- Cut them in half (Quarters is OK too if they are really large)
- Soak them in cold water for five minutes to get rid of any dirt
- Drain them and spread them out on Paper towels in a single layer to dry. Give it the 15 -20 minutes needed to really dry them out. You can speed it up with mopping up the water with paper towels
- Toss the Brussels sprouts in the Oil with Kosher salt and spread them out single layer on a non stick baking tray or a foil lined regular tray
- Bake on the top rack of the hot oven for 25 minutes
- Stir and turn them over for even cooking and continue cooking for another 20 – 25 minutes
- They should be Golden brown at the center but nicely charred with some crispiness to the outer leaves.
- During the last 15 – 20 minutes of the baking combine the rest of the ingredients and reduce on top of the stove on medium to high heat until reduced, thickened and syrupy.
- Toss the Brussels sprouts in a bowl with enough of the sauce to coat it. You don’t want excess sauce to make them soggy.
- Serve immediately.
I have sometimes enjoyed this dipping sauce tossed with sauteed cabbages. It is also quite good on roasted Cauliflower.
Hello World Again!!

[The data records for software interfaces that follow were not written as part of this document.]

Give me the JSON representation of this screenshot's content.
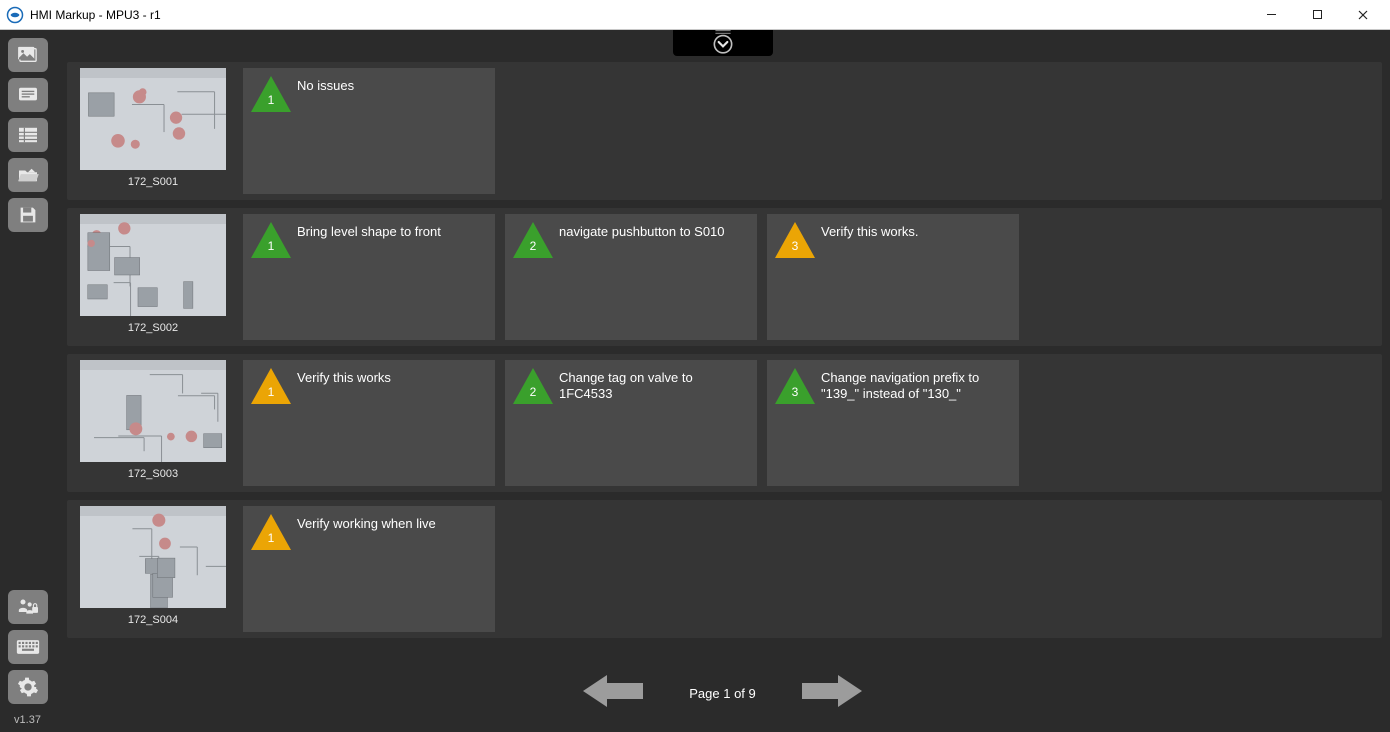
{
  "window": {
    "title": "HMI Markup - MPU3 - r1"
  },
  "sidebar": {
    "top_icons": [
      "pictures-icon",
      "notes-icon",
      "table-icon",
      "folder-open-icon",
      "save-icon"
    ],
    "bottom_icons": [
      "user-lock-icon",
      "keyboard-icon",
      "settings-icon"
    ],
    "version": "v1.37"
  },
  "colors": {
    "green": "#3aa02c",
    "amber": "#eba505",
    "row_bg": "#353535",
    "note_bg": "#4a4a4a"
  },
  "pull_tab_icon": "chevron-down-icon",
  "screens": [
    {
      "name": "172_S001",
      "notes": [
        {
          "n": "1",
          "color": "green",
          "text": "No issues"
        }
      ]
    },
    {
      "name": "172_S002",
      "notes": [
        {
          "n": "1",
          "color": "green",
          "text": "Bring level shape to front"
        },
        {
          "n": "2",
          "color": "green",
          "text": "navigate pushbutton to S010"
        },
        {
          "n": "3",
          "color": "amber",
          "text": "Verify this works."
        }
      ]
    },
    {
      "name": "172_S003",
      "notes": [
        {
          "n": "1",
          "color": "amber",
          "text": "Verify this works"
        },
        {
          "n": "2",
          "color": "green",
          "text": "Change tag on valve to 1FC4533"
        },
        {
          "n": "3",
          "color": "green",
          "text": "Change navigation prefix to \"139_\" instead of \"130_\""
        }
      ]
    },
    {
      "name": "172_S004",
      "notes": [
        {
          "n": "1",
          "color": "amber",
          "text": "Verify working when live"
        }
      ]
    }
  ],
  "pager": {
    "text": "Page 1 of 9"
  }
}
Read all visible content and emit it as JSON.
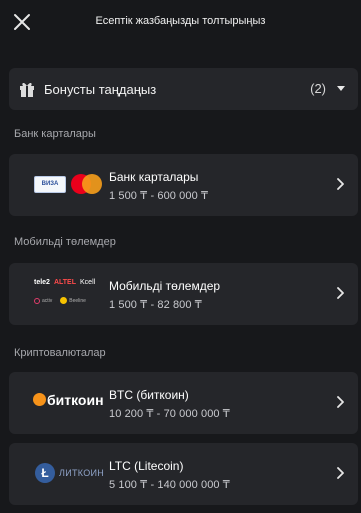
{
  "header": {
    "title": "Есептік жазбаңызды толтырыңыз"
  },
  "bonus": {
    "label": "Бонусты таңдаңыз",
    "count": "(2)"
  },
  "sections": {
    "bank": "Банк карталары",
    "mobile": "Мобильді төлемдер",
    "crypto": "Криптовалюталар"
  },
  "methods": {
    "bank_card": {
      "name": "Банк карталары",
      "range": "1 500 ₸ - 600 000 ₸",
      "logo_text": "ВИЗА"
    },
    "mobile": {
      "name": "Мобильді төлемдер",
      "range": "1 500 ₸ - 82 800 ₸",
      "logo_tele2": "tele2",
      "logo_altel": "ALTEL",
      "logo_kcell": "Kcell",
      "logo_activ": "activ",
      "logo_beeline": "Beeline"
    },
    "btc": {
      "name": "BTC (биткоин)",
      "range": "10 200 ₸ - 70 000 000 ₸",
      "logo_text": "биткоин"
    },
    "ltc": {
      "name": "LTC (Litecoin)",
      "range": "5 100 ₸ - 140 000 000 ₸",
      "logo_text": "ЛИТКОИН",
      "logo_letter": "Ł"
    }
  },
  "colors": {
    "background": "#17181b",
    "card": "#25262a",
    "muted_text": "#a7a8ad",
    "btc_orange": "#f7931a",
    "ltc_blue": "#345d9d"
  }
}
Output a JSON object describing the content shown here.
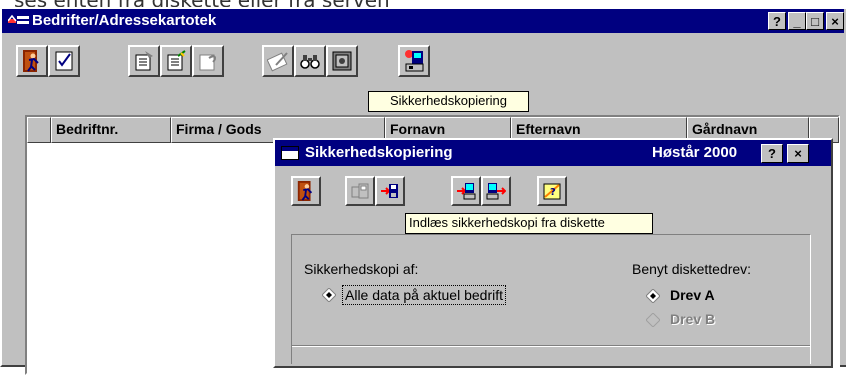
{
  "top_caption": "ses enten fra diskette eller fra serven",
  "main_window": {
    "title": "Bedrifter/Adressekartotek",
    "caption_buttons": {
      "help": "?",
      "minimize": "_",
      "maximize": "□",
      "close": "×"
    },
    "toolbar": {
      "buttons": [
        {
          "name": "exit-icon"
        },
        {
          "name": "checklist-icon"
        },
        {
          "name": "document-new-icon"
        },
        {
          "name": "document-edit-icon"
        },
        {
          "name": "document-delete-icon"
        },
        {
          "name": "write-icon"
        },
        {
          "name": "binoculars-icon"
        },
        {
          "name": "safe-icon"
        },
        {
          "name": "backup-icon"
        }
      ],
      "tooltip": "Sikkerhedskopiering"
    },
    "table": {
      "columns": [
        "Bedriftnr.",
        "Firma / Gods",
        "Fornavn",
        "Efternavn",
        "Gårdnavn"
      ]
    }
  },
  "dialog": {
    "title": "Sikkerhedskopiering",
    "subtitle": "Høstår 2000",
    "caption_buttons": {
      "help": "?",
      "close": "×"
    },
    "toolbar": {
      "buttons": [
        {
          "name": "exit-icon"
        },
        {
          "name": "save-to-disk-disabled-icon"
        },
        {
          "name": "load-from-disk-icon"
        },
        {
          "name": "export-to-server-icon"
        },
        {
          "name": "import-from-server-icon"
        },
        {
          "name": "help-book-icon"
        }
      ],
      "tooltip": "Indlæs sikkerhedskopi fra diskette"
    },
    "backup_of": {
      "label": "Sikkerhedskopi af:",
      "option": "Alle data på aktuel bedrift"
    },
    "drive": {
      "label": "Benyt diskettedrev:",
      "options": [
        {
          "label": "Drev A",
          "selected": true,
          "enabled": true
        },
        {
          "label": "Drev B",
          "selected": false,
          "enabled": false
        }
      ]
    }
  }
}
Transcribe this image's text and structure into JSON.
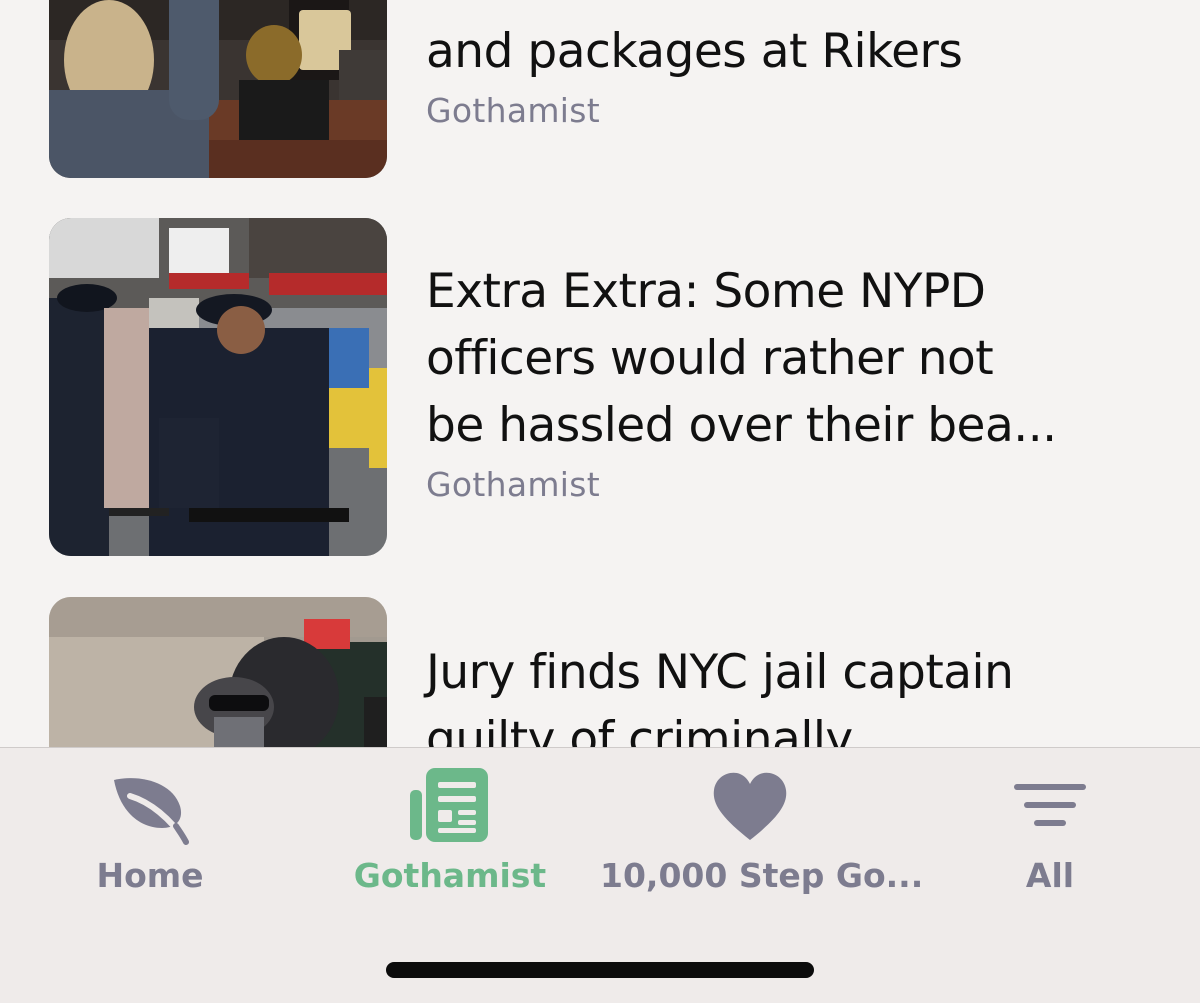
{
  "articles": [
    {
      "title": "and packages at Rikers",
      "source": "Gothamist",
      "image": "theater-audience-photo"
    },
    {
      "title": "Extra Extra: Some NYPD\nofficers would rather not\nbe hassled over their bea...",
      "source": "Gothamist",
      "image": "nypd-officers-rally-photo"
    },
    {
      "title": "Jury finds NYC jail captain\nguilty of criminally",
      "source": "",
      "image": "masked-person-photo"
    }
  ],
  "tabbar": {
    "tabs": [
      {
        "label": "Home",
        "icon": "leaf-icon",
        "active": false
      },
      {
        "label": "Gothamist",
        "icon": "newspaper-icon",
        "active": true
      },
      {
        "label": "10,000 Step Go...",
        "icon": "heart-icon",
        "active": false
      },
      {
        "label": "All",
        "icon": "menu-lines-icon",
        "active": false
      }
    ],
    "active_color": "#6cb88a",
    "inactive_color": "#7d7c8f"
  }
}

It has been awhile. A screwed up OS upgrade trashed phatbugger.com and it has taken a while for me to get of my tush and actually fix this site again.
I still have to get my old posts from a back up and pull them back into this site but I figured I would at least start by posting things again.
So I will start adding some new articles. I am also experimenting with some new themes and modifying existing themes etc.
So bear with me while this site resurrects itself and starts being active again.